*Try it*. Check every line of the records below for the string "true" and copy the ones that have it.

####################

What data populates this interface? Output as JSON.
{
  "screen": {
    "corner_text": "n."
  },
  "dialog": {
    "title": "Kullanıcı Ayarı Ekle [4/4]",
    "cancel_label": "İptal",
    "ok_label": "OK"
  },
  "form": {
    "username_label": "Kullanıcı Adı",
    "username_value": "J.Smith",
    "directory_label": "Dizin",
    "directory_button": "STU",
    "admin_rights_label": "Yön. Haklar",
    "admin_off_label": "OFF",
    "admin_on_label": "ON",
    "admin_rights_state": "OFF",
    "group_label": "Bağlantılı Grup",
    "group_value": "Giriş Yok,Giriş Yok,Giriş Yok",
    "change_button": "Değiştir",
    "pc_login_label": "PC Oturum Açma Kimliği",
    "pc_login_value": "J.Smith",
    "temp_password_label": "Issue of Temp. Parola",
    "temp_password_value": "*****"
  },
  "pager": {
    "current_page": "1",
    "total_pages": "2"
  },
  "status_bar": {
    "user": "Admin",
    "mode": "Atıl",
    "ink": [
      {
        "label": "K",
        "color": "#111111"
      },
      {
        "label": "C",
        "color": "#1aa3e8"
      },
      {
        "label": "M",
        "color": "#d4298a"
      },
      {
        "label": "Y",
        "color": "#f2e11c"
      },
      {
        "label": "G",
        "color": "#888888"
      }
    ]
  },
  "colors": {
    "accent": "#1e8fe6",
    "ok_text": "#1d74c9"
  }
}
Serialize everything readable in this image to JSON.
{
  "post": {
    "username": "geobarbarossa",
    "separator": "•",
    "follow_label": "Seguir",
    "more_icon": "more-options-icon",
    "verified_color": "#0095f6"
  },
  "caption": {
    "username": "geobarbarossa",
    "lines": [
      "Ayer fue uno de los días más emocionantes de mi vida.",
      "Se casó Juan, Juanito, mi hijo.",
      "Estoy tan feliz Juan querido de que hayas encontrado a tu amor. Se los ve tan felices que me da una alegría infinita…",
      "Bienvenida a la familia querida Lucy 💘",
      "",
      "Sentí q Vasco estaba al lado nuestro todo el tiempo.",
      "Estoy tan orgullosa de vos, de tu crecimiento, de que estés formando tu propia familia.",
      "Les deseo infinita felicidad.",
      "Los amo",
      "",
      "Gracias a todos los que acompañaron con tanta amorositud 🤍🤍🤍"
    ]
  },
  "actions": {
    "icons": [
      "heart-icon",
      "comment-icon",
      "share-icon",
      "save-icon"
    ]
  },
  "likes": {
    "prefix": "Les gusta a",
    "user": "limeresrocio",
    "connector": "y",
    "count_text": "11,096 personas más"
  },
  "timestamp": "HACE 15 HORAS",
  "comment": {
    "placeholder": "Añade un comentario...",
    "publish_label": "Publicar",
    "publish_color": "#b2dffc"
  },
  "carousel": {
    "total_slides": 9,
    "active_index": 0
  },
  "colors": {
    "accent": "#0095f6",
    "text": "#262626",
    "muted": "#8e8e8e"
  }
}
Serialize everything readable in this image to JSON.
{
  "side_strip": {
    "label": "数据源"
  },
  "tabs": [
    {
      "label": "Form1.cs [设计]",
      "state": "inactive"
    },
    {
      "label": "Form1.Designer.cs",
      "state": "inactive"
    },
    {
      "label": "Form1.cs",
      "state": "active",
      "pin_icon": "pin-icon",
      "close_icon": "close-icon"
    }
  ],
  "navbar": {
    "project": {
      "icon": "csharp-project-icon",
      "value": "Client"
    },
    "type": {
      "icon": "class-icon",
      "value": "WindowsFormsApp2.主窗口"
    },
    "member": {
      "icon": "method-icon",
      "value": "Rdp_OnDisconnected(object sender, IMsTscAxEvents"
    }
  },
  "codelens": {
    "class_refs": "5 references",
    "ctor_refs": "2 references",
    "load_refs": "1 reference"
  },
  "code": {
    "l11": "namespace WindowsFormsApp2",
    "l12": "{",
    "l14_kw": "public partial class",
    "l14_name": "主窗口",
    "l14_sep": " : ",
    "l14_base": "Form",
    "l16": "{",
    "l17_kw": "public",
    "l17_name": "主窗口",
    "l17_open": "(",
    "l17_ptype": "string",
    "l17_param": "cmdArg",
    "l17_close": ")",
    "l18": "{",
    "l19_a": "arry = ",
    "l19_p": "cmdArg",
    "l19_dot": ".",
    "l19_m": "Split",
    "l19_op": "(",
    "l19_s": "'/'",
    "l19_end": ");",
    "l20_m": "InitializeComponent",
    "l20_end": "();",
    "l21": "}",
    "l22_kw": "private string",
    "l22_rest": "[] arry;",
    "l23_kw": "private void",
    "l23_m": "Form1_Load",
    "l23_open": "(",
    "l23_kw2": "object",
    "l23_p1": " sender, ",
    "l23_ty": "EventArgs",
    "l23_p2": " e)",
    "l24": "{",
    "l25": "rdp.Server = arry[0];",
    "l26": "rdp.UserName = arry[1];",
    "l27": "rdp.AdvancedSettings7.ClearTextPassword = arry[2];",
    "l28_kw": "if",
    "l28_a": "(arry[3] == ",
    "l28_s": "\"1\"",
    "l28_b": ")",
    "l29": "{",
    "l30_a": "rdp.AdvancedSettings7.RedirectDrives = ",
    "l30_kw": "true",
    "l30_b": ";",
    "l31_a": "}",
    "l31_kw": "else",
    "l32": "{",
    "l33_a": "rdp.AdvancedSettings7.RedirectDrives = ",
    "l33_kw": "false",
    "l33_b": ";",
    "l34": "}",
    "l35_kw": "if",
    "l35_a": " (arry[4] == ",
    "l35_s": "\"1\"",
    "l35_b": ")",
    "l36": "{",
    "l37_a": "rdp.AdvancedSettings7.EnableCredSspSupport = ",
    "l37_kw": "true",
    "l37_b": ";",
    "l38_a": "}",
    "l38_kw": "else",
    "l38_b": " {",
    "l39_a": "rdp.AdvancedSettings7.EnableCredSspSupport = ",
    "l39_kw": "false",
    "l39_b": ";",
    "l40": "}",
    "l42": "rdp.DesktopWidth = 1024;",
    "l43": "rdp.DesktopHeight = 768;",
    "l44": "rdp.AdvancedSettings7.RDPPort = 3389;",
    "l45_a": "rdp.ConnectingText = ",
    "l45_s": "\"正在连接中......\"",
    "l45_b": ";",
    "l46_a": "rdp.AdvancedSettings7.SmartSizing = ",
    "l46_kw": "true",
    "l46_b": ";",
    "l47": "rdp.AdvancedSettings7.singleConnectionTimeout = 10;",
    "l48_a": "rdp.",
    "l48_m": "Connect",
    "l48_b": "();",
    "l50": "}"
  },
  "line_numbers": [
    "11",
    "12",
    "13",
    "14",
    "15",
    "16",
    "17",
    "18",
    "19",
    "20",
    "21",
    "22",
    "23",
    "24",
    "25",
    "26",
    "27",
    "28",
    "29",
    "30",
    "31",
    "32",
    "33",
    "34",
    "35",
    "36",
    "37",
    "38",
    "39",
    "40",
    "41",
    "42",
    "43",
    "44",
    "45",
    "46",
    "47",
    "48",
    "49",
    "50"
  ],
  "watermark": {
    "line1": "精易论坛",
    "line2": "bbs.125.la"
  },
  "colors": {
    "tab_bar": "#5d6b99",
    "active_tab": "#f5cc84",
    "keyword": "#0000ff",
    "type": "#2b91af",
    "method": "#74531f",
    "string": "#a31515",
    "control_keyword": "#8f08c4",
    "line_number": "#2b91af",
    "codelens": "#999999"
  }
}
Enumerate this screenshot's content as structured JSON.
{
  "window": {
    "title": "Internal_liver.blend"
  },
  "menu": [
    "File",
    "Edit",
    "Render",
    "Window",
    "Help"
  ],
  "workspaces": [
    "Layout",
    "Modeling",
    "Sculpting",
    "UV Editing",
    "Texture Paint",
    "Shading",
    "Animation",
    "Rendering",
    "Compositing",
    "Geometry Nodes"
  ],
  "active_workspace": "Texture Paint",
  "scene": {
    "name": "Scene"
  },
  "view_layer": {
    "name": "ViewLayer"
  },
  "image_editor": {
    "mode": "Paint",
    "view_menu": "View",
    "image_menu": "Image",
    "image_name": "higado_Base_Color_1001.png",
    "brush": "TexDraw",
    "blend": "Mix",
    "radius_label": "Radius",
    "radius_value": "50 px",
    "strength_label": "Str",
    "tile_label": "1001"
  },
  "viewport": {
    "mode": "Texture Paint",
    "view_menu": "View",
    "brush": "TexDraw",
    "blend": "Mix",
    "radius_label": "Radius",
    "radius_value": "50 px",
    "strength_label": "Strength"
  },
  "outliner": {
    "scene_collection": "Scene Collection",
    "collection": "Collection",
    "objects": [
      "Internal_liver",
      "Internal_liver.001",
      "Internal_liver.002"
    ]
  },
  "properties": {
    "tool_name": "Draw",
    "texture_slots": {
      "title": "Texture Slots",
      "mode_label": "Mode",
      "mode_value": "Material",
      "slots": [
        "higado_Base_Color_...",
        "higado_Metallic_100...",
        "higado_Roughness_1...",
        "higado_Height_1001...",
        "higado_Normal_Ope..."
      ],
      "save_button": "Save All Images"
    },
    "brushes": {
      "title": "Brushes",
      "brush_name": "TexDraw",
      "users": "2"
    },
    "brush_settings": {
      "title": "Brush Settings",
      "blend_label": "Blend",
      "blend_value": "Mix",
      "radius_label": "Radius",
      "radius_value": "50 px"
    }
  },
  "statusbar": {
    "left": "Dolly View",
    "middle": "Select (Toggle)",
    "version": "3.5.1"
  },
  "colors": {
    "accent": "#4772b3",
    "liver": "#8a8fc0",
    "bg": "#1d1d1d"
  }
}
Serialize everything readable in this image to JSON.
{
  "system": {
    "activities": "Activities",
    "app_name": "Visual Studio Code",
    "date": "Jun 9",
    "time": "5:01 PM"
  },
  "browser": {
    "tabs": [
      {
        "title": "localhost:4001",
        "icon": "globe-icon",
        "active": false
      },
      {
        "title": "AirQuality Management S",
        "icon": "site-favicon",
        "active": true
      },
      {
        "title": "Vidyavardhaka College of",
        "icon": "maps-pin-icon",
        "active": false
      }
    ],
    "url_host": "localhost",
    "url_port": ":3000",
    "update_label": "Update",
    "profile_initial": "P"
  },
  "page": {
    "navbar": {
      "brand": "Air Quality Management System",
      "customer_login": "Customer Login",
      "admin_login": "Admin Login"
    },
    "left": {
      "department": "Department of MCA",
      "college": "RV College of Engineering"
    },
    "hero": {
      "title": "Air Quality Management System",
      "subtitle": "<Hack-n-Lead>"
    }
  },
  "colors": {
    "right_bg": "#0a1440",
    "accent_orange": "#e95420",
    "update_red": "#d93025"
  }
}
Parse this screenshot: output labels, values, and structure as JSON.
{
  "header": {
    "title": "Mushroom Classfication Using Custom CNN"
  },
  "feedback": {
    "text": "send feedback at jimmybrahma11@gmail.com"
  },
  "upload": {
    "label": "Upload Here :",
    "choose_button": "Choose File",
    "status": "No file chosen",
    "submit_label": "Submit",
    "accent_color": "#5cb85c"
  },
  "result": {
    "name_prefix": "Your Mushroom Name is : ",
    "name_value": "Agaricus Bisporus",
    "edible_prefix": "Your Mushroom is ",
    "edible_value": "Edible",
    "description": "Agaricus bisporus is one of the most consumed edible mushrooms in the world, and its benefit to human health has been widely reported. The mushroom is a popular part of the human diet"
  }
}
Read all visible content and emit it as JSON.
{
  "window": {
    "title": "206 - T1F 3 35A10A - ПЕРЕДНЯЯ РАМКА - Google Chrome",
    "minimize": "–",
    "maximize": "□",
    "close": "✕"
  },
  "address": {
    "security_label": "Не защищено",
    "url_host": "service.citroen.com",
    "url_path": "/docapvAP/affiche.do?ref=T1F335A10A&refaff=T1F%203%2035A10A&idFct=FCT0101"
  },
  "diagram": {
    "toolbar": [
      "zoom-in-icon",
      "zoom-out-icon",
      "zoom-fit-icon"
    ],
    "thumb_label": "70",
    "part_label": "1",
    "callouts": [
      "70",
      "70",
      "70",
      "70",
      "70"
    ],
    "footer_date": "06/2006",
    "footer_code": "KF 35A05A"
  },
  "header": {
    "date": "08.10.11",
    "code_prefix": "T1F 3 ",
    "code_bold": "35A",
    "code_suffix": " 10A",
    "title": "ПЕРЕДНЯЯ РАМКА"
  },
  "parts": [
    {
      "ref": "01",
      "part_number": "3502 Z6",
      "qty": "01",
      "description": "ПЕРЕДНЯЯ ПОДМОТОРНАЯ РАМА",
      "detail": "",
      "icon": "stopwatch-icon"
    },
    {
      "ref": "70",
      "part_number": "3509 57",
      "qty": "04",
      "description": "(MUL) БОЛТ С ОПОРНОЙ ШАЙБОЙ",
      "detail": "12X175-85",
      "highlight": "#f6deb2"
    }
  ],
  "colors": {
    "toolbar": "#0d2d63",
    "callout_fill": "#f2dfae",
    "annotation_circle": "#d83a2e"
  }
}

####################

*Answer space*.
    "l30_kw": "true",
    "l37_kw": "true",
    "l46_kw": "true",
        "active": true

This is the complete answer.